> What is needed: Start at the first line below and write out everything verbatim except the pictures.

> Input data:
====
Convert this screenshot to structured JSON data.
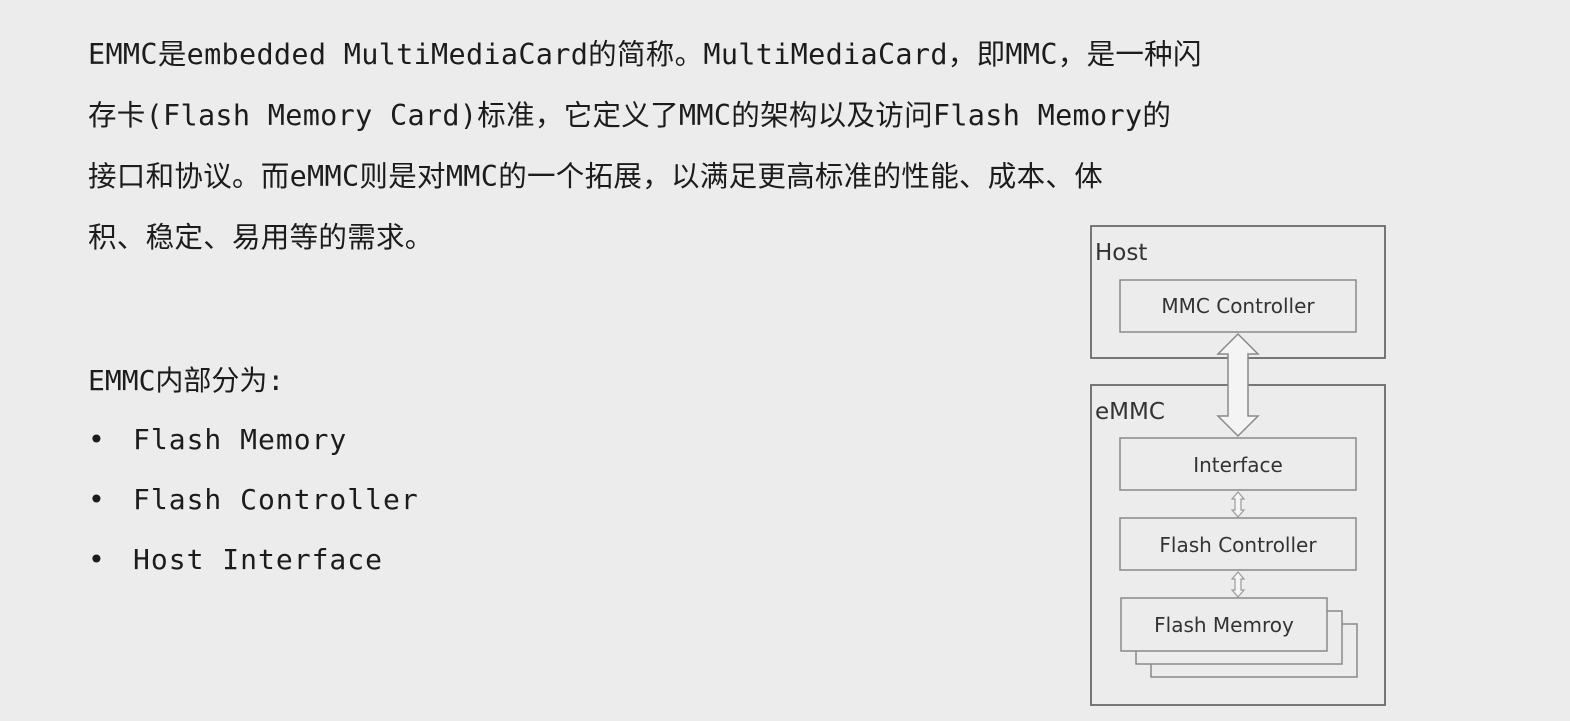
{
  "intro": {
    "line1": "EMMC是embedded MultiMediaCard的简称。MultiMediaCard，即MMC，是一种闪",
    "line2": "存卡(Flash Memory Card)标准，它定义了MMC的架构以及访问Flash Memory的",
    "line3": "接口和协议。而eMMC则是对MMC的一个拓展，以满足更高标准的性能、成本、体",
    "line4": "积、稳定、易用等的需求。"
  },
  "section": {
    "title": "EMMC内部分为:",
    "bullet_symbol": "•",
    "items": [
      "Flash Memory",
      "Flash Controller",
      "Host Interface"
    ]
  },
  "diagram": {
    "host_label": "Host",
    "mmc_controller": "MMC Controller",
    "emmc_label": "eMMC",
    "interface": "Interface",
    "flash_controller": "Flash Controller",
    "flash_memory": "Flash Memroy"
  }
}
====
> Task answer:
Convert this screenshot to structured JSON data.
{
  "intro": {
    "line1": "EMMC是embedded MultiMediaCard的简称。MultiMediaCard，即MMC，是一种闪",
    "line2": "存卡(Flash Memory Card)标准，它定义了MMC的架构以及访问Flash Memory的",
    "line3": "接口和协议。而eMMC则是对MMC的一个拓展，以满足更高标准的性能、成本、体",
    "line4": "积、稳定、易用等的需求。"
  },
  "section": {
    "title": "EMMC内部分为:",
    "bullet_symbol": "•",
    "items": [
      "Flash Memory",
      "Flash Controller",
      "Host Interface"
    ]
  },
  "diagram": {
    "host_label": "Host",
    "mmc_controller": "MMC Controller",
    "emmc_label": "eMMC",
    "interface": "Interface",
    "flash_controller": "Flash Controller",
    "flash_memory": "Flash Memroy"
  }
}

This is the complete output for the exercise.